- How do you ensure that your public safety customers are aware of restrictions on their data plans (in advance of purchase), including data caps and conditions for reduced speeds?
- Do you currently impose any data caps or reduce speeds after a certain point on any service plans purchased by public safety customers? Please specify the conditions under which speeds are reduced, and the criteria used.
- In the event that you answered affirmatively to the second question, what protocols do you have in place to allow public safety customers to designate certain mission-critical activities (such as actively responding to an emergency) that are then exempt from any data caps or throttling?
We asked Pai’s office about the Democrats’ letter today and will update this story if we get a response. As far as we can tell, Pai hasn’t yet made any public statements on Verizon’s throttling of Santa Clara firefighters, although he has made time to comment on various other matters outside the FCC’s purview.
FCC gave up regulatory powers
Separately, Sen. Ed Markey (D-Mass.) and Rep. Anna Eshoo (D-Calif.) last week wrote a letter to Pai criticizing the FCC for its decision to deregulate the broadband industry, which could prevent the FCC from taking any action against Verizon.
Since the FCC largely gave up its regulatory powers over broadband networks, 13 Democratic members of Congress recently asked the Federal Trade Commission to investigate Verizon’s throttling of the fire department. The FTC doesn’t enforce any rule against throttling, but it can sue companies when they deceive consumers about the terms of their service.

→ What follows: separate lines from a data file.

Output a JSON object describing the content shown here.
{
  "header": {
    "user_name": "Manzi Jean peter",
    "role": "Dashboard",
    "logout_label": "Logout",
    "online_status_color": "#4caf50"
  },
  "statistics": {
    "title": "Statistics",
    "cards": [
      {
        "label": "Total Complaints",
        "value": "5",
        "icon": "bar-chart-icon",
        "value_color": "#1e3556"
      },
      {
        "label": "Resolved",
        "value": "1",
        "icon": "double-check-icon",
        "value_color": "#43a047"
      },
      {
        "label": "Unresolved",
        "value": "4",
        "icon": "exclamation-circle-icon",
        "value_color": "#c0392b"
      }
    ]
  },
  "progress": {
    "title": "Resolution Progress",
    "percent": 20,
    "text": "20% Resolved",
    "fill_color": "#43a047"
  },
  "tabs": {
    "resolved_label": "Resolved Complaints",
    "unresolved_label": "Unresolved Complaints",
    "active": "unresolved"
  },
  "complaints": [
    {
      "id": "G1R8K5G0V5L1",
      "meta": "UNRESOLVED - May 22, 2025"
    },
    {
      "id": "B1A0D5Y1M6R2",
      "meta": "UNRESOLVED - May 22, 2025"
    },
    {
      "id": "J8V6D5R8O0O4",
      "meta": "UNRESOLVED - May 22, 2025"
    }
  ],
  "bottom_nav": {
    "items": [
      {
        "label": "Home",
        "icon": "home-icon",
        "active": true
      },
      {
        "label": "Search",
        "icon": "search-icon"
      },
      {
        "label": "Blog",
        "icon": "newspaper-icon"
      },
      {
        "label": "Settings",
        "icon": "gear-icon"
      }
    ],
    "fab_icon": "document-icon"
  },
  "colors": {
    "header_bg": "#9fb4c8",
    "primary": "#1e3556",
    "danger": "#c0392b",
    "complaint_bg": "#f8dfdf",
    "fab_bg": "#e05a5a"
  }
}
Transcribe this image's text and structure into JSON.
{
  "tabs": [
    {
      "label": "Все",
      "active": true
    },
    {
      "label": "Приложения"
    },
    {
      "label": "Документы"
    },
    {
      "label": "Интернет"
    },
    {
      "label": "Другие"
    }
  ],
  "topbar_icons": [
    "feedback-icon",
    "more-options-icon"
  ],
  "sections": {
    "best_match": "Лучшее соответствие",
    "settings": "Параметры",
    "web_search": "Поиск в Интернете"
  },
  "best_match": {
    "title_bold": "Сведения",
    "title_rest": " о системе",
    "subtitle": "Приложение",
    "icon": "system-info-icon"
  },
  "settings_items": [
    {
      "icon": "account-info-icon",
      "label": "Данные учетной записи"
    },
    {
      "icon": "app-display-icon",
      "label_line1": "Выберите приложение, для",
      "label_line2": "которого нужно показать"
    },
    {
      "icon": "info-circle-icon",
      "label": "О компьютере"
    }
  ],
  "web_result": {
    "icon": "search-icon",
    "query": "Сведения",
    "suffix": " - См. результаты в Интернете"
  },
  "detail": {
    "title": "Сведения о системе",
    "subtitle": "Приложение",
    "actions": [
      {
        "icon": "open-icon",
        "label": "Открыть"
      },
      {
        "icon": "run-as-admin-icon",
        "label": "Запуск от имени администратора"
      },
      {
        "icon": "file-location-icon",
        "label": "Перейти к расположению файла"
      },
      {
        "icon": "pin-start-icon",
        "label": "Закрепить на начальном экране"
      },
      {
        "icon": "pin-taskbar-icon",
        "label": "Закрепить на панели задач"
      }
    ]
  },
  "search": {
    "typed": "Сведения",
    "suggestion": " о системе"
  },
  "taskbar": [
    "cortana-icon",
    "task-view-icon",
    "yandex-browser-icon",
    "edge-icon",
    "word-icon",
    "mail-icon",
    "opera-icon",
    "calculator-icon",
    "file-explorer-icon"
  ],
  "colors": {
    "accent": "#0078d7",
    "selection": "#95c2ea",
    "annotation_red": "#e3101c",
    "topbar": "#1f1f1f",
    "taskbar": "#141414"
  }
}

After its throttling came to light, Verizon promised to offer a new unlimited plan “with no caps” and with priority access for first responders. Verizon said on August 24 it would provide full details on the plan “next week,” but that deadline has passed without any further announcements that we could find. We asked Verizon for an update earlier this week but didn’t get a reply.